2. David Perron, the Detroit Red Wings "soul"
I hear the discourse now: David Perron is the reason Berggren doesn’t have a real chance with the Detroit Red Wings.
To a degree, I see the argument. At the same time, I think there is room for Perron and Berggren. Berggren is a big reason I want Perron to stay with the Detroit Red Wings for the remainder of the season (and over the next few seasons if he’ll stay).
If there’s one veteran forward that I want my young forwards to learn from, it’s Perron. His attitude remains the same wherever he plays in the lineup. He is one of the best puck protectors I’ve watched, and he is passionate about the game and making the playoffs. His talents may also help guys figure out how to play at different speeds.
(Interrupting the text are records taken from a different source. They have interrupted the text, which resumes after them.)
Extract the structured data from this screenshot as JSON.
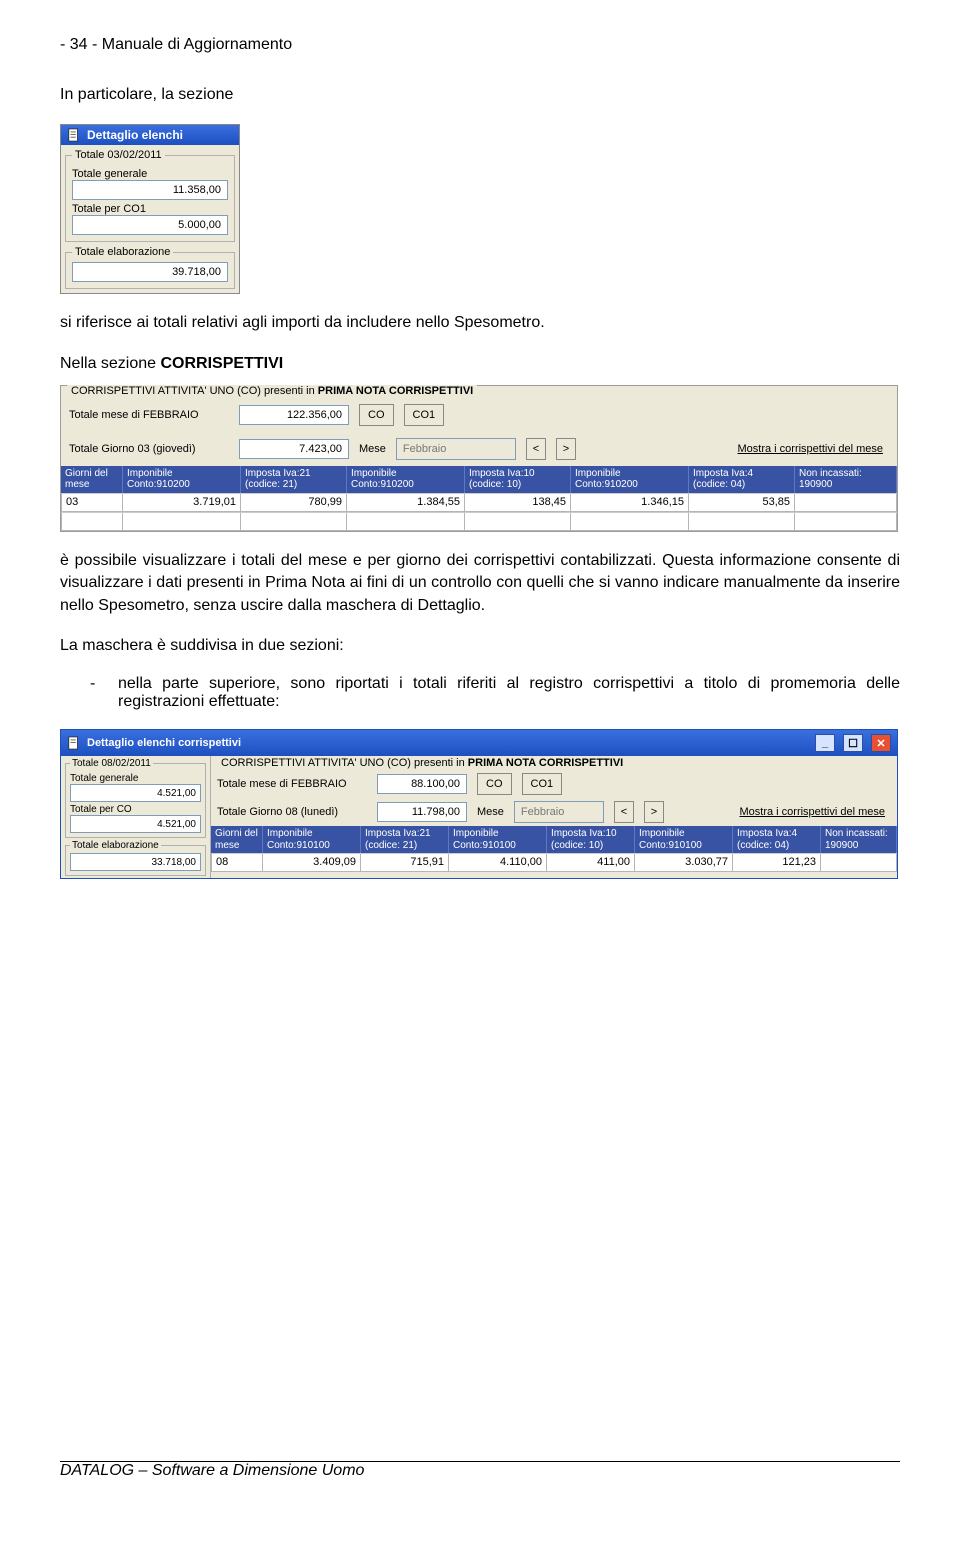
{
  "page": {
    "header": "- 34 -  Manuale di Aggiornamento",
    "p1": "In particolare, la sezione",
    "p2": "si riferisce ai totali relativi agli importi da includere nello Spesometro.",
    "p3_pre": "Nella sezione ",
    "p3_bold": "CORRISPETTIVI",
    "p4": "è possibile visualizzare i totali del mese e per giorno dei corrispettivi contabilizzati. Questa informazione consente di visualizzare i dati presenti in Prima Nota ai fini di un controllo con quelli che si vanno indicare manualmente da inserire nello Spesometro, senza uscire dalla maschera di Dettaglio.",
    "p5": "La maschera è suddivisa in due sezioni:",
    "bullet1": "nella parte superiore, sono riportati i totali riferiti al registro corrispettivi a titolo di promemoria delle registrazioni effettuate:",
    "footer": "DATALOG – Software a Dimensione Uomo"
  },
  "dett": {
    "title": "Dettaglio elenchi",
    "fs1_legend": "Totale 03/02/2011",
    "l_tot_gen": "Totale generale",
    "v_tot_gen": "11.358,00",
    "l_tot_co1": "Totale per CO1",
    "v_tot_co1": "5.000,00",
    "fs2_legend": "Totale elaborazione",
    "v_tot_elab": "39.718,00"
  },
  "cor1": {
    "legendA": "CORRISPETTIVI ATTIVITA' UNO   (CO)  presenti in ",
    "legendB": "PRIMA NOTA  CORRISPETTIVI",
    "l_mese": "Totale mese di FEBBRAIO",
    "v_mese": "122.356,00",
    "btn_co": "CO",
    "btn_co1": "CO1",
    "l_giorno": "Totale Giorno 03 (giovedì)",
    "v_giorno": "7.423,00",
    "l_mese_sel": "Mese",
    "sel_mese": "Febbraio",
    "nav_prev": "<",
    "nav_next": ">",
    "link_mostra": "Mostra i corrispettivi del mese",
    "hdr": [
      "Giorni del\nmese",
      "Imponibile\nConto:910200",
      "Imposta Iva:21\n(codice: 21)",
      "Imponibile\nConto:910200",
      "Imposta Iva:10\n(codice: 10)",
      "Imponibile\nConto:910200",
      "Imposta Iva:4\n(codice: 04)",
      "Non incassati:\n190900"
    ],
    "row": [
      "03",
      "3.719,01",
      "780,99",
      "1.384,55",
      "138,45",
      "1.346,15",
      "53,85",
      ""
    ]
  },
  "win": {
    "title": "Dettaglio elenchi corrispettivi",
    "left": {
      "fs1_legend": "Totale 08/02/2011",
      "l_tot_gen": "Totale generale",
      "v_tot_gen": "4.521,00",
      "l_tot_co": "Totale per CO",
      "v_tot_co": "4.521,00",
      "fs2_legend": "Totale elaborazione",
      "v_tot_elab": "33.718,00"
    },
    "right": {
      "legendA": "CORRISPETTIVI ATTIVITA' UNO   (CO)  presenti in ",
      "legendB": "PRIMA NOTA  CORRISPETTIVI",
      "l_mese": "Totale mese di FEBBRAIO",
      "v_mese": "88.100,00",
      "btn_co": "CO",
      "btn_co1": "CO1",
      "l_giorno": "Totale Giorno 08 (lunedì)",
      "v_giorno": "11.798,00",
      "l_mese_sel": "Mese",
      "sel_mese": "Febbraio",
      "nav_prev": "<",
      "nav_next": ">",
      "link_mostra": "Mostra i corrispettivi del mese",
      "hdr": [
        "Giorni del\nmese",
        "Imponibile\nConto:910100",
        "Imposta Iva:21\n(codice: 21)",
        "Imponibile\nConto:910100",
        "Imposta Iva:10\n(codice: 10)",
        "Imponibile\nConto:910100",
        "Imposta Iva:4\n(codice: 04)",
        "Non incassati:\n190900"
      ],
      "row": [
        "08",
        "3.409,09",
        "715,91",
        "4.110,00",
        "411,00",
        "3.030,77",
        "121,23",
        ""
      ]
    }
  }
}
Guys like Alex DeBrincat, Dylan Larkin, and Patrick Kane push the pace of play quickly, whereas Perron does things in his own way and is very effective at it. So many players, especially young ones like Berggren, think they have to go dancing in the offensive zone all by themselves and take on five guys at once. Sometimes, it’s better to take a moment or surprise the opponent as a trailing player in the rush, like I see Perron do regularly.
Also, the Red Wings guys seem to play better when he’s in the lineup and in the locker room. Perron knows exactly where he wants to be when the season is over, holding Lord Stanley. His winning mentality and the expectation to win every season is imperative to instill a culture of winning, which is one of the most challenging and delicate things to build in the NHL.
3. Christian Fischer, "The Key" for the Detroit Red Wings
Forward Christian Fischer is becoming one of my favorite Detroit Red Wings players and may be one of the most important guys on the Red Wings.
Over the last couple of games, I’m sure it’s happened previous to these games as I’m slow to catch on to things; I have noticed the Red Wings struggle at times. Then, Fischer’s line comes on the ice granted there’s more than just Fischer on that line, but he seems to drive it. Either with a hard hit, stirring it up with the opponent, helping with extended zone time, or a dangerous scoring chance, Fischer seems to inspire Larkin.
It’s ironic that our engine sometimes needs a key to turn it on, but the shifts of Larkin following Fischer’s line seem to have a different feel to them.
Fischer isn’t likely to cost much money or term either, so I’d be happy to keep him this year and as long as he wants to stay. He doesn’t take a spot from a young guy and, in fact, provides some of the best qualities in a player that I would love young players to learn from.